After what seems like endless photo gigs with all my digital gear I needed to slow down a bit. I was missing film again. I had stacks of 120 roll film as well as 35mm sitting around but no time to shoot it. I promised myself to pause for a while and get back to film. Im so glad I did. I took out the beast a Mamiya RZ67 and some lenses. I have the 150, 110, and 50mm. Most of these were with the 110mm as that is considered "normal" on the huge 6x7 negative. I used a Sekonic L-758DR to help meter with the Mamiya. Parallel to he Mamiya I used my beloved Canon F1 New and the 55mm f/1.2 SSC. How could I lose with two amazing systems.
I'm in love with my F1. It is starting to show its battle scars over the years exhibiting the prized brass rubs marks every vintage camera shooter loves.....well I know I do. The Canon F1 is a tank of a camera. My wife picked it up the other day to move it from the counter top and let out a "Geez, that thing is heavy". I replied, "yeah thats a REAL camera", to which she replied "thats stupid". SMH....some people won't get it not that I would expect her to as she's not a photographer. When my F1 first arrived it needed a CLA so off it went and within a few short weeks it was back in my hands and never left again. A true workhorse from another era but still every bit capable and relevant in todays over crowded world of technologically advanced systems that are pumped out and forced onto us every year.
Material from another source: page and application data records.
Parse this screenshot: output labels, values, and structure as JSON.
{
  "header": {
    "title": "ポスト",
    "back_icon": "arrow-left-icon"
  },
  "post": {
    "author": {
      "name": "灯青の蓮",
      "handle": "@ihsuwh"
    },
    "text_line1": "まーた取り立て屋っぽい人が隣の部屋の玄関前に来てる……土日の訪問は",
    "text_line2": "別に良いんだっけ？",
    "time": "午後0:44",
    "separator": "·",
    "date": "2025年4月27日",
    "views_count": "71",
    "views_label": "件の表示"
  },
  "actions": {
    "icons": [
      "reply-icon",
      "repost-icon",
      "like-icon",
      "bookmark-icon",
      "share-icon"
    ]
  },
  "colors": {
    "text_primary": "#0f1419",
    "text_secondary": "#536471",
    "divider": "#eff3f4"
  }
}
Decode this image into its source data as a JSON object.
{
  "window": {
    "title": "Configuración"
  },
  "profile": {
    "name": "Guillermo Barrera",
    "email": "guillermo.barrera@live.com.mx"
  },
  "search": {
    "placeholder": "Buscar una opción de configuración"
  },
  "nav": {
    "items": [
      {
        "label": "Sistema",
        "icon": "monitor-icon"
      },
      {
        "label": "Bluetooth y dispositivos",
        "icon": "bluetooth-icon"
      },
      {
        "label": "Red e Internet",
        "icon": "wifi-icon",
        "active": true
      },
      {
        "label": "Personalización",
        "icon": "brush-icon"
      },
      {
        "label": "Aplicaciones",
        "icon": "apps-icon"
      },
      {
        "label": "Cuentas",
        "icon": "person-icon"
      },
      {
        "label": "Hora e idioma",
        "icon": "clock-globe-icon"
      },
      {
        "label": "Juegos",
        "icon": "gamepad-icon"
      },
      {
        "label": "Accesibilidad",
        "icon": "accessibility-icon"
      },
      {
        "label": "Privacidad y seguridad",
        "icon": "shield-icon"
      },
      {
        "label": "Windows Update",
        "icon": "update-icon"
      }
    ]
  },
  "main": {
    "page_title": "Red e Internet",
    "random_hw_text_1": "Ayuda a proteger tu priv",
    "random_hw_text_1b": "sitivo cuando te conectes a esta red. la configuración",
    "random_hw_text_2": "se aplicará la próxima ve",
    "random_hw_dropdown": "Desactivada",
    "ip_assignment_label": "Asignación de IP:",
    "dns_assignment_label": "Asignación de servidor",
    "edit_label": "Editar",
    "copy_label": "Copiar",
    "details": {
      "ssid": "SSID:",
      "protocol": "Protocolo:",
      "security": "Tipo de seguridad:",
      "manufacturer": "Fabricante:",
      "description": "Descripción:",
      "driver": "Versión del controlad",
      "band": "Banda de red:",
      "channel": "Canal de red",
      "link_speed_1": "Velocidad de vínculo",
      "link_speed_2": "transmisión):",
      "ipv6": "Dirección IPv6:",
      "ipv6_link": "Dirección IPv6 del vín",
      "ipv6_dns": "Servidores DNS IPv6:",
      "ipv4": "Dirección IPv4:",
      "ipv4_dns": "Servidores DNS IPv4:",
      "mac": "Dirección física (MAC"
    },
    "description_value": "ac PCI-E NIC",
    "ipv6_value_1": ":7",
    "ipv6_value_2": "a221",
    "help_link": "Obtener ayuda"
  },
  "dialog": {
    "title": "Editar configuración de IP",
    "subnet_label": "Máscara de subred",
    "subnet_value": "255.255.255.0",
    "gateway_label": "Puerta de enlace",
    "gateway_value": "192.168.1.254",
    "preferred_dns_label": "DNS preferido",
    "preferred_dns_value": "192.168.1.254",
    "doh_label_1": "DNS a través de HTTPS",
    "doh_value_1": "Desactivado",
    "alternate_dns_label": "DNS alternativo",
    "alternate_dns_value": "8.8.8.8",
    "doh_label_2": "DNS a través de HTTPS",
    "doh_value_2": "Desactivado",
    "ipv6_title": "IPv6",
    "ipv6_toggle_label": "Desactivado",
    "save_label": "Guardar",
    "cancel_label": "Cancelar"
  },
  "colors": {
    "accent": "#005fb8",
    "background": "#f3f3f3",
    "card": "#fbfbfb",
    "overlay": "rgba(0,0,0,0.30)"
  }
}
In todays world you buy the best camera out, take your photographs which you will probably see before even pressing the shutter button, come home and slip in your memory card. Pull up your subscription based editing software and fix your mistakes. Post your final result and wait for everyone to Ohhh and Ahhh over your work. You feel accomplished and are given instant gratification. Trust me, Im just as guilty of all this as well. If you shoot film, this isn't going to happen for you.
Shooting film for me is a very personal experience. You slow down and put your skills to the test. Every frame is money spent. You carefully compose your shots and judge your lighting. Crunch the data in your head and formulate the exposure your after. You carefully activate the shutter button.....Did it come out? Hope so because you won't find out until much later and only after you finish your roll. I'm going to go out and say it, shooting film makes you a better photographer. Now I'm not saying if you shoot film your a better photographer then those that only shoot digital. Im simply saying that film will test your skill and make you think more. You will study your highlights and shadows making sure not to blow it. You will take care in your framing. You will judge your ISO settings and film choice before your day of shooting even begins and understand the environment you will be working in. You will learn how to trust yourself and your decisions as an artist. Everything you do is an important step towards creating a successful image.
I shot three rolls recently. Two rolls on the Mamiya RZ67. Kodak Tri-x 400 pushed to 800 and a roll of Fuji 160ns which I rated at 100. The third roll was in my Canon F1 and was Ilford HP5 pushed to 800. I sent the rolls out to Richard Photo Lab for development. They were amazing and had a fast turn around time of 2 days once film arrived. The scans were emailed back and I quickly downloaded them. Its hard to describe the feeling of accomplishment when your scans comeback and your images appear. You have all the questions of doubt in your head. Did I nail exposure? Did I miss focus? Was the composure correct? Did I double expose a frame? Film photography will give you the hard truth every time whether it makes you feel good or not. Once I opened up my scans and saw the images of my wife and daughter on organic film, I have to be honest and tell you I find the connection and emotional response so much greater then any other images I produce. I don't know what it is about film that does this to me. Is it the unknown? Is it the anticipation? Is it the organic look of film and the grain? Is it knowing that I nailed it and know what I'm doing....lol? Im not going to lie and tell you everything is amazing. Hell, I messed up and butchered some frames too. Im going to show you the entire rolls. The following are not particularly groundbreaking imagery as the two Mamiya Rolls were to test the system for functionality. Regardless here they are. The GOOD, BAD & UGLY. When you shoot film remember there is no hiding your mistakes.
As you can see a few mess ups to say the least. To be honest when I was shooting the Mamiya with the black and white Tri-x roll my film back stuck on frame 8 for about three exposures. I had to work with it a bit to correct the issue and thats probably the grey frame you see above. I also had a double exposure mistake on the Fuji 160ns roll. That was not intentional.
Now for the Canon F1 Images...............
Taking selfies with a manual focus film camera ain't easy...just sayin!!
Get out there and shoot some film. Test your skills and learn how to trust yourself. Buy a film camera if you don't have one. Their cheap nowadays. As always don't be afraid to fail and make mistakes. It will help you grow and hone your skill. Thanks again for checking in and keep looking for more blog posts from me in the future. Also check out the instagram page for daily pics. The link is on the website. I also have an youtube page which I will start adding to so please subscribe. Lastly as always please feel free to comment or ask questions. I'm also ways here to share what I know. If you have some time check out the accompanying Vlog post below!!!